One of the great features of the South by Southwest Interactive conference (that's SXSWi to you) is the plethora of panels and speakers there are to hear from. In many cases, you have to make hard choices because of an embarrassment of riches, so to speak.
If you've never gone to SXSW, I strongly recommend it, whether you're learning about social media or you're a representative for your company in the field. You'll meet plenty of other talented and like-minded individuals, you'll see new technology debuted (it's where Twitter first made a big splash), and you'll be able to hear some industry thought leaders. Not to mention you'll have a chance to keep Austin weird. If you can only attend one social media conference a year, make it this one.
Each year, the organizers of SXSW open it up to us plebs to select which panels we'd most like to see. Never one to say no, I've been asked by five different individuals to be part of their panels. Here they are. Feel free to vote for (or against) as many as you like.
But be kind. I'd like a chance to see some panels as well. ;-) And while you're at it, take a look around the Interactive Panel Picker and select some others. There are plenty to choose from.
Photo credit: The Laughing Squid (Flickr)Posted by Scott Monty at 6:31 PM
Not quite, it would seem.
While we in business are seeing some advances from companies that are learning how to become more transparent, it's clear that the scientific community is stuck in the relative Dark Ages. Case in point: check out this guide on How To Publish a Scientific Comment in 1 2 3 Easy Steps (embedded below).
It would be funny if it weren't tragic.

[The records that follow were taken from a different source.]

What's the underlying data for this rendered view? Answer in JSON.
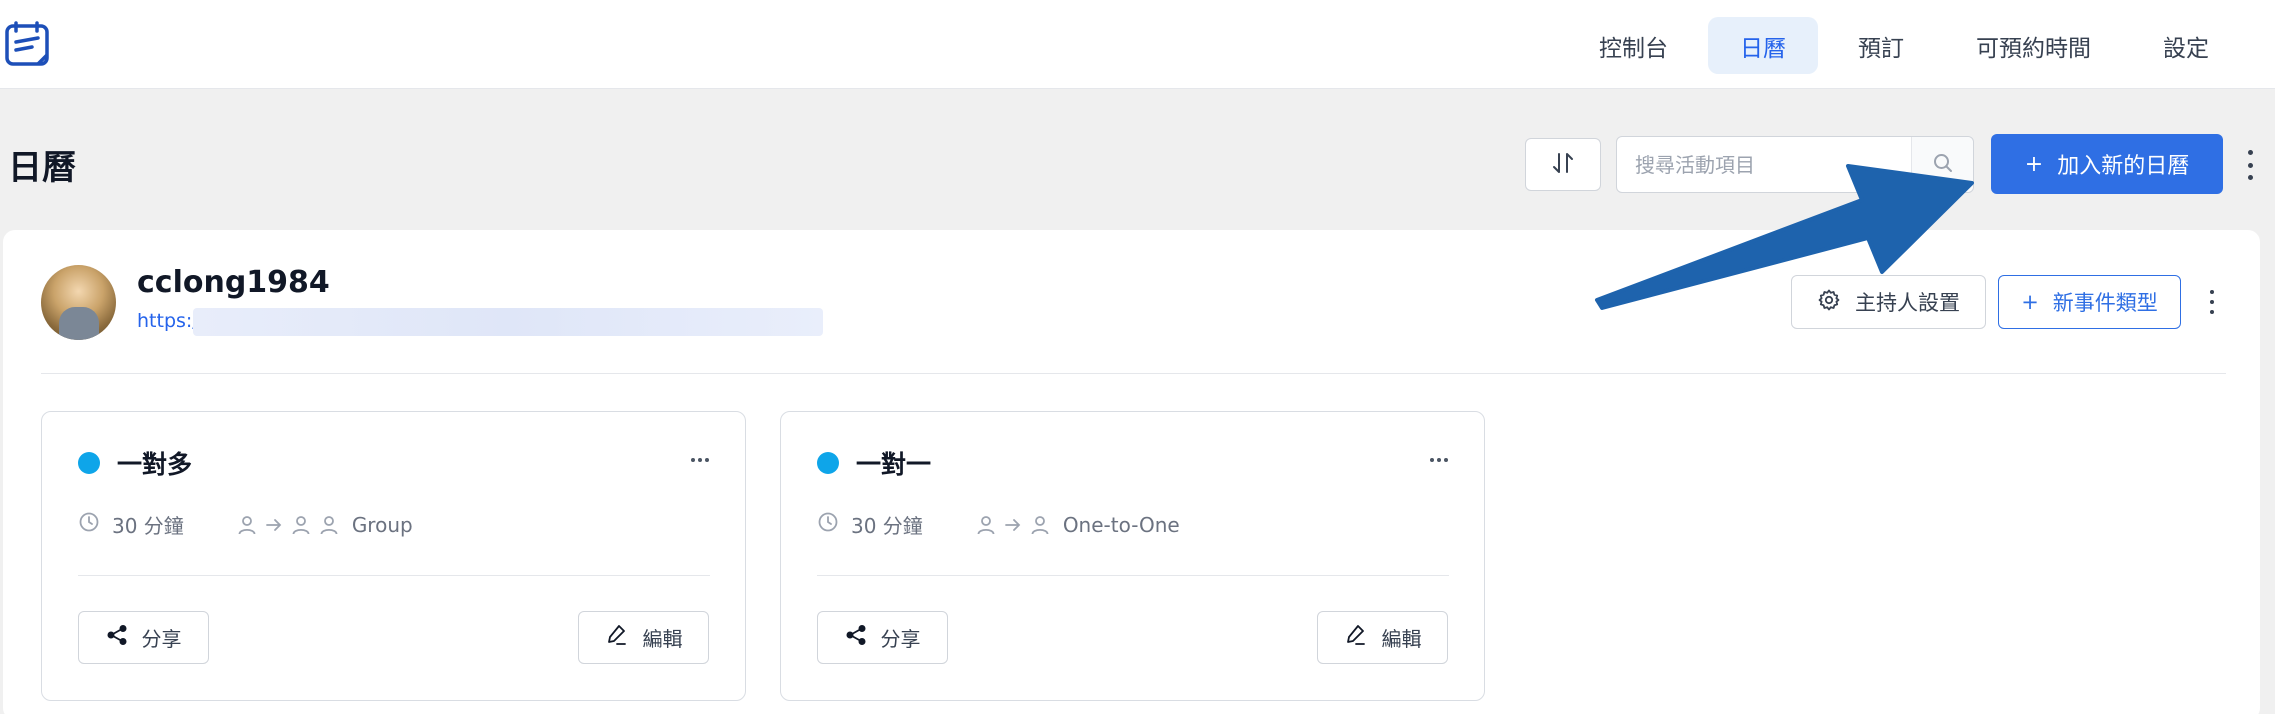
{
  "nav": {
    "items": [
      {
        "label": "控制台",
        "active": false
      },
      {
        "label": "日曆",
        "active": true
      },
      {
        "label": "預訂",
        "active": false
      },
      {
        "label": "可預約時間",
        "active": false
      },
      {
        "label": "設定",
        "active": false
      }
    ]
  },
  "page": {
    "title": "日曆",
    "search_placeholder": "搜尋活動項目",
    "add_calendar_label": "加入新的日曆",
    "plus_icon": "+"
  },
  "profile": {
    "name": "cclong1984",
    "url_prefix": "https:/",
    "host_settings_label": "主持人設置",
    "new_event_type_label": "新事件類型"
  },
  "events": [
    {
      "title": "一對多",
      "duration": "30 分鐘",
      "type": "Group",
      "share_label": "分享",
      "edit_label": "編輯"
    },
    {
      "title": "一對一",
      "duration": "30 分鐘",
      "type": "One-to-One",
      "share_label": "分享",
      "edit_label": "編輯"
    }
  ],
  "colors": {
    "primary": "#2f6fe4",
    "event_dot": "#0ea5e9",
    "annotation_arrow": "#1e63ad"
  }
}
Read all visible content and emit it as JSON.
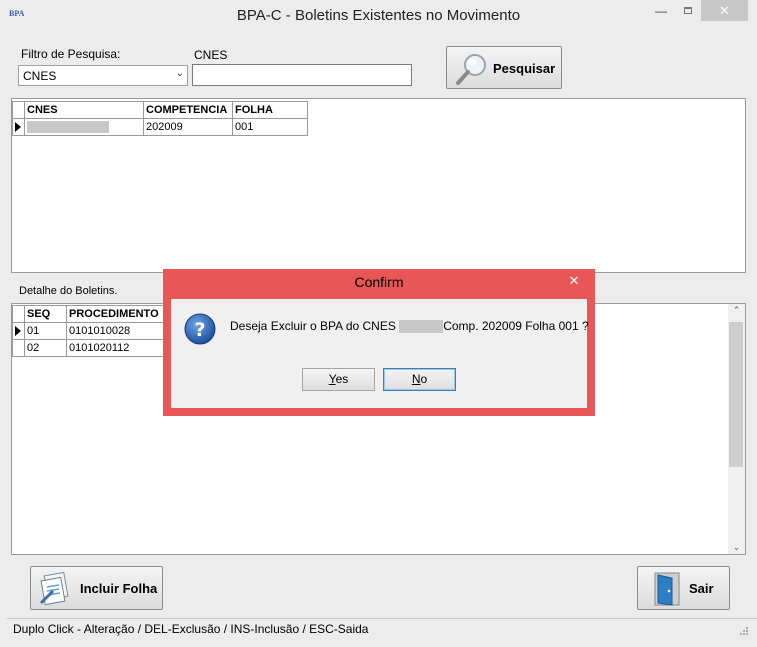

I suppose it's a chance for those of us who understand and operate in the realm of online communications and social media to be thankful that we embrace instantaneous commenting and direct access to authors. That we co-create instead of hoard. That we can request assistance and get dozens of replies from people willing to collaborate for the sake of solving a problem or helping a colleague. That's precisely how open source software has allowed us to advance farther faster. iPhone app, anyone?
What if the scientific community were more collaborative (and I'm speaking about the publications here, not institutions themselves)? Or at the very least, collegial? What if journals and scientific publications held their authors to such high standards that they required more open disclosure of data, processes, and errors? Wouldn't that be something that we could all benefit from? The process below stands to illustrate the old thinking of self-promotion, fiefdoms, and jealously guarded secrets.
There must be a better way.